The Subhkam Case was considered to be a landmark judgment since it expressly held that ‘control’ under the takeover regime must be interpreted as only proactive or positive control and not negative control. However, when this went into appeal before the Supreme Court[3] and before the Supreme Court could make a final determination, the appellant had divested its investment. While disposing the appeal, the Supreme Court stated that the order passed by SAT in the Subhkam Case was not to be treated as a precedent.

Signs of Revival

The interpretation of control as positive control construct as decided in Subhkam Case, received a revival of sorts in ArcelorMittal India Private Limited v. Satish Kumar Gupta and Ors.[4] (ArcelorMittal) The Supreme Court was inter alia interpreting the term ‘control’ under Section 29A(c) of the Insolvency and Bankruptcy Code, 2016 (“IBC”) and referred to the definition of ‘control’ as provided under inter alia the Takeover Regulations, 2011. The Supreme Court interpreted ‘control’ under Section 29A(c) of the IBC to denote only positive control, meaning that a mere power to block special resolutions of a company cannot amount to control. The Supreme Court referred to the Subhkam Case favourably and held that the observations of SAT in the Subhkam Case, can be applied to interpret ‘control’ under Section 29A(c) of the IBC.

Although in ArcelorMittal, the Supreme Court did not directly rule on the interpretation of ‘control’ for the purposes of the takeover regime, its reliance on SAT’s reasoning in the Subhkam Case.  did pave the way for Subhkam’s positive control construct to make a come back.

The Resurrection 

While this may not be the complete NDTV and VCPL story[5], for the current purposes, it is sufficient to know that SEBI looked at a loan agreement with warrants as security and a call option agreement and found that VCPL had acquired control of NDTV and inter alia  directed VCPL to make an open offer to the public shareholders of NDTV. In appeal, SAT found that a combined reading of the aforesaid agreements does not in any way lead to a conclusion of VCPL acquiring control over NDTV.

More importantly, in the process, the Tribunal also reaffirmed and revived the precedent value of Subhkam Case. SAT noted that in ArcelorMittal, the Supreme Court has approved the interpretation of ‘control’ under the Subhkam Case and has concluded that the expression ‘control’ means effective control. SAT brushed aside the objection that Subhkam Case cannot be considered as a precedent[6] stating that since it has been approved by the Supreme Court in ArcelorMittal, it can be considered as a precedent for subsequent cases.
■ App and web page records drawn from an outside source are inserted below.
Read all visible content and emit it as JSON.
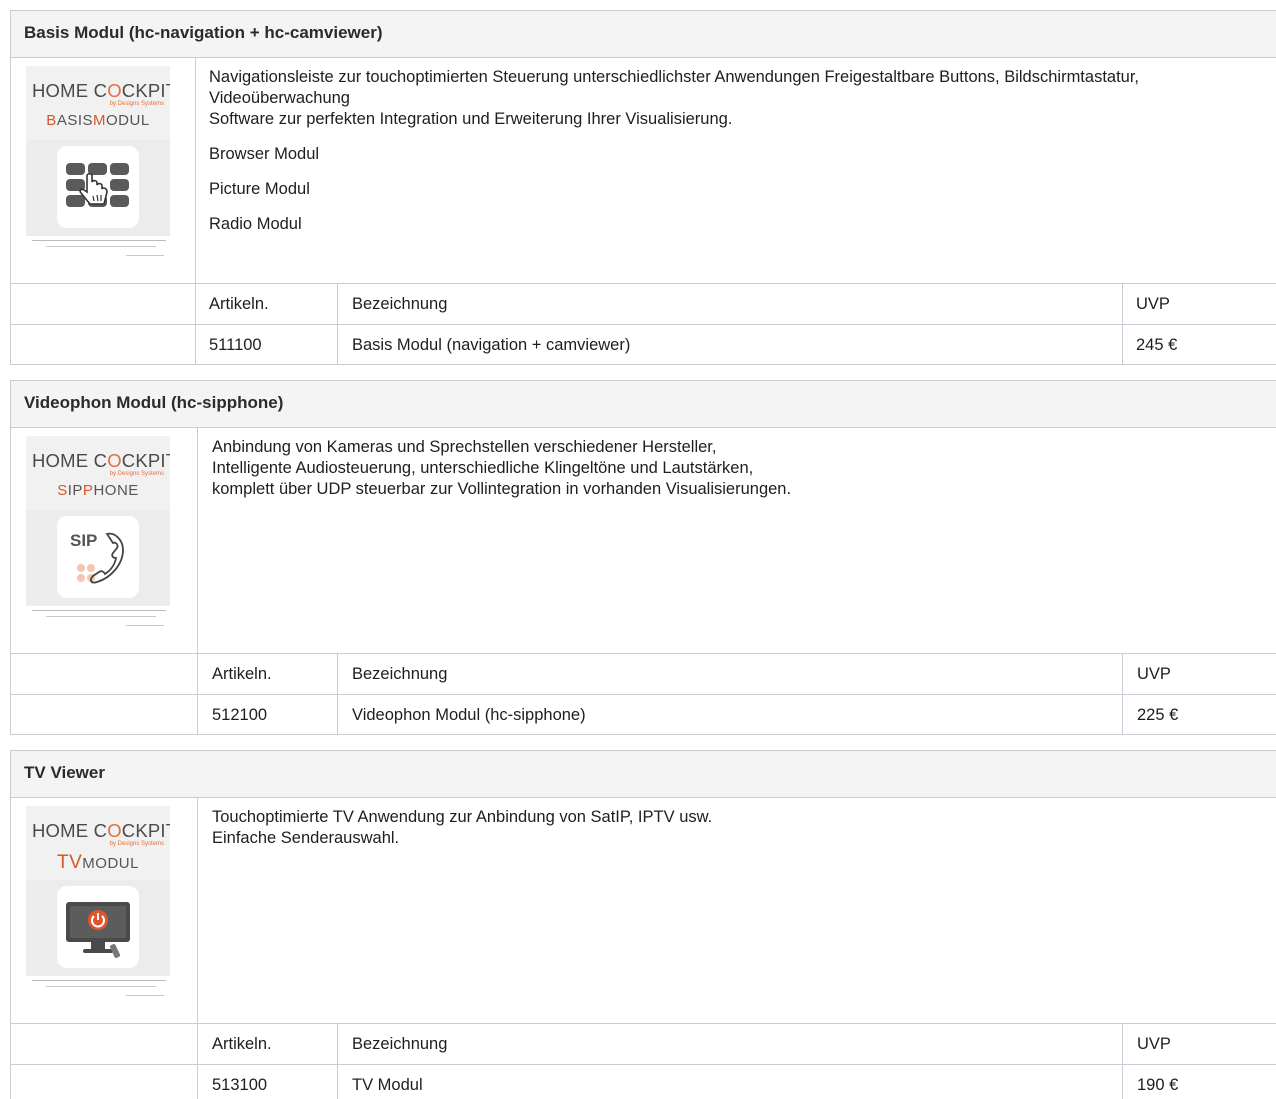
{
  "modules": [
    {
      "title": "Basis Modul (hc-navigation + hc-camviewer)",
      "logo": {
        "brand": "HOME COCKPIT",
        "brand_o": "O",
        "by": "by Designs Systems",
        "module_name": "BasisModul",
        "icon": "keypad-hand-icon"
      },
      "description": [
        "Navigationsleiste zur touchoptimierten Steuerung unterschiedlichster Anwendungen Freigestaltbare Buttons, Bildschirmtastatur,",
        "Videoüberwachung",
        "Software zur perfekten Integration und Erweiterung Ihrer Visualisierung."
      ],
      "extras": [
        "Browser Modul",
        "Picture Modul",
        "Radio Modul"
      ],
      "table": {
        "col_article": "Artikeln.",
        "col_name": "Bezeichnung",
        "col_price": "UVP",
        "article": "511100",
        "name": "Basis Modul (navigation + camviewer)",
        "price": "245 €"
      }
    },
    {
      "title": "Videophon Modul (hc-sipphone)",
      "logo": {
        "brand": "HOME COCKPIT",
        "brand_o": "O",
        "by": "by Designs Systems",
        "module_name": "SipPhone",
        "icon": "sip-phone-icon"
      },
      "description": [
        "Anbindung von Kameras und Sprechstellen verschiedener Hersteller,",
        "Intelligente Audiosteuerung, unterschiedliche Klingeltöne und Lautstärken,",
        "komplett über UDP steuerbar zur Vollintegration in vorhanden Visualisierungen."
      ],
      "extras": [],
      "table": {
        "col_article": "Artikeln.",
        "col_name": "Bezeichnung",
        "col_price": "UVP",
        "article": "512100",
        "name": "Videophon Modul (hc-sipphone)",
        "price": "225 €"
      }
    },
    {
      "title": "TV Viewer",
      "logo": {
        "brand": "HOME COCKPIT",
        "brand_o": "O",
        "by": "by Designs Systems",
        "module_name": "TV Modul",
        "icon": "tv-power-icon"
      },
      "description": [
        "Touchoptimierte TV Anwendung zur Anbindung von SatIP, IPTV usw.",
        "Einfache Senderauswahl."
      ],
      "extras": [],
      "table": {
        "col_article": "Artikeln.",
        "col_name": "Bezeichnung",
        "col_price": "UVP",
        "article": "513100",
        "name": "TV Modul",
        "price": "190 €"
      }
    }
  ]
}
The SAT noted that the affirmative/ veto rights of VCPL are meant to ensure standards of good governance are not in the nature of day-to-day operational control or management or policy decisions. Since VCPL only has negative control and does not have the right to have any particular course of action to be adopted, VCPL cannot be construed to be in control of NDTV.

The rights that were noted favourably by the Tribunal as not amounting to control included, affirmative consents for amendments to charter documents, issuance of securities, buyback of securities, reduction or alteration of share capital, encumbrance on shares, raising loans and establishing subsidiaries.

Another Sequel in the Making?

SAT ruling in NDTV Case is certainly a welcome one since it provides further support to the view that negative control does not amount to control for the purposes of Takeover Regulations. This judgment should lay to rest, some of the usual caveats that have accompanied financial investors seeking affirmative/ veto rights in listed companies. However, given the past record, SEBI taking this to the Supreme Court cannot be ruled out and there may yet be another twist in the tale.


[1] Vishvapradhan Commercial Pvt. Ltd v. SEBI, Appeal No. 293 of 2018

[2] Subhkam Ventures (I) Private Limited v. SEBI, Appeal No. 8 of 2009

[3] Securities and Exchange Board of India v. Subhkam Ventures (I) Private Limited, Civil Appeal No. 3371 of 2010.

[4] AIR 2018 SC 5646. Also see, Re: Kamat Hotels (India) Limited, WTM/GM/EFD/DRAIII/20/MAR/2017

[5] https://caravanmagazine.in/media/350-crore-rupee-mystery-open-offer-ndtv-vcpl-sebi

[6]In view of the Supreme Court keeping the question of law open while disposing the appeal against SAT order in Subhkam Case.